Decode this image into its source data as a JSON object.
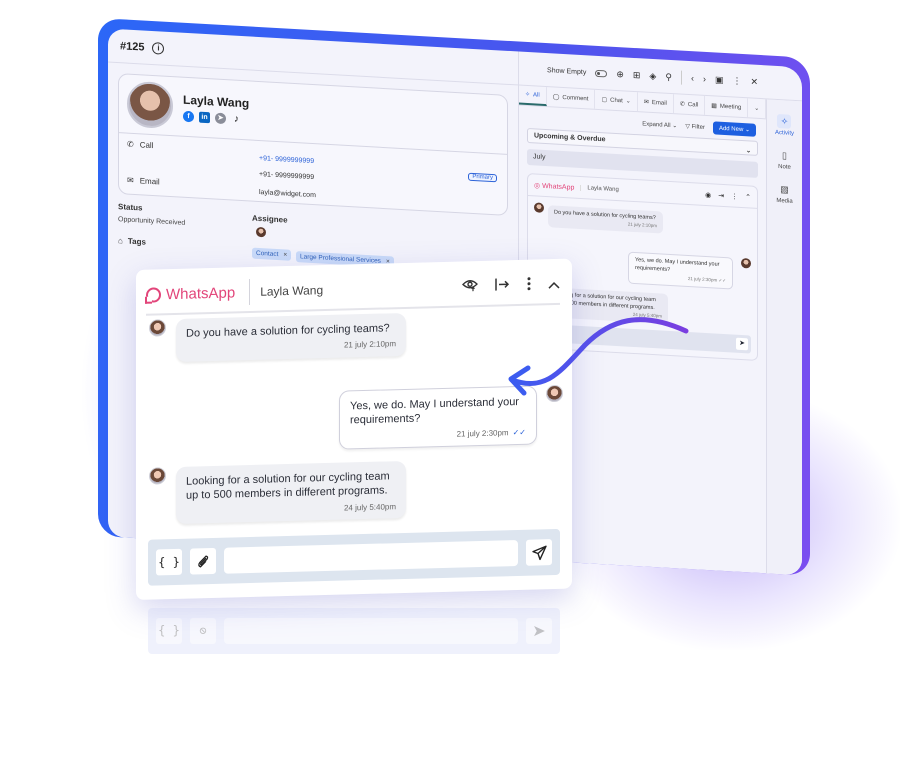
{
  "crm": {
    "ticket_id": "#125",
    "contact": {
      "name": "Layla Wang",
      "socials": [
        "facebook",
        "linkedin",
        "telegram",
        "tiktok"
      ],
      "call_label": "Call",
      "email_label": "Email",
      "phones": [
        "+91- 9999999999",
        "+91- 9999999999"
      ],
      "primary_badge": "Primary",
      "email": "layla@widget.com"
    },
    "status_label": "Status",
    "status_value": "Opportunity Received",
    "assignee_label": "Assignee",
    "tags_label": "Tags",
    "tags": [
      "Contact",
      "Large Professional Services"
    ],
    "toolbar": {
      "show_empty": "Show Empty",
      "icons": [
        "globe-icon",
        "hierarchy-icon",
        "layers-icon",
        "user-assign-icon",
        "chevron-left-icon",
        "chevron-right-icon",
        "panel-icon",
        "more-icon",
        "close-icon"
      ]
    },
    "tabs": [
      {
        "label": "All",
        "active": true
      },
      {
        "label": "Comment"
      },
      {
        "label": "Chat"
      },
      {
        "label": "Email"
      },
      {
        "label": "Call"
      },
      {
        "label": "Meeting"
      }
    ],
    "expand_all": "Expand All",
    "filter": "Filter",
    "add_new": "Add New",
    "section_filter": "Upcoming & Overdue",
    "month": "July",
    "side_rail": [
      {
        "label": "Activity",
        "active": true
      },
      {
        "label": "Note"
      },
      {
        "label": "Media"
      }
    ]
  },
  "whatsapp": {
    "brand": "WhatsApp",
    "contact": "Layla Wang",
    "brand_color": "#e2457a",
    "messages": [
      {
        "direction": "in",
        "text": "Do you have a solution for cycling teams?",
        "time": "21 july 2:10pm"
      },
      {
        "direction": "out",
        "text": "Yes, we do. May I understand your requirements?",
        "time": "21 july 2:30pm",
        "status": "read"
      },
      {
        "direction": "in",
        "text": "Looking for a solution for our cycling team up to 500 members in different programs.",
        "time": "24 july 5:40pm"
      }
    ],
    "composer": {
      "variables_label": "{ }",
      "placeholder": ""
    }
  }
}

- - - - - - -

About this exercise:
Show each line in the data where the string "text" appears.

Exercise solution:
        "text": "Do you have a solution for cycling teams?",
        "text": "Yes, we do. May I understand your requirements?",
        "text": "Looking for a solution for our cycling team up to 500 members in different programs.",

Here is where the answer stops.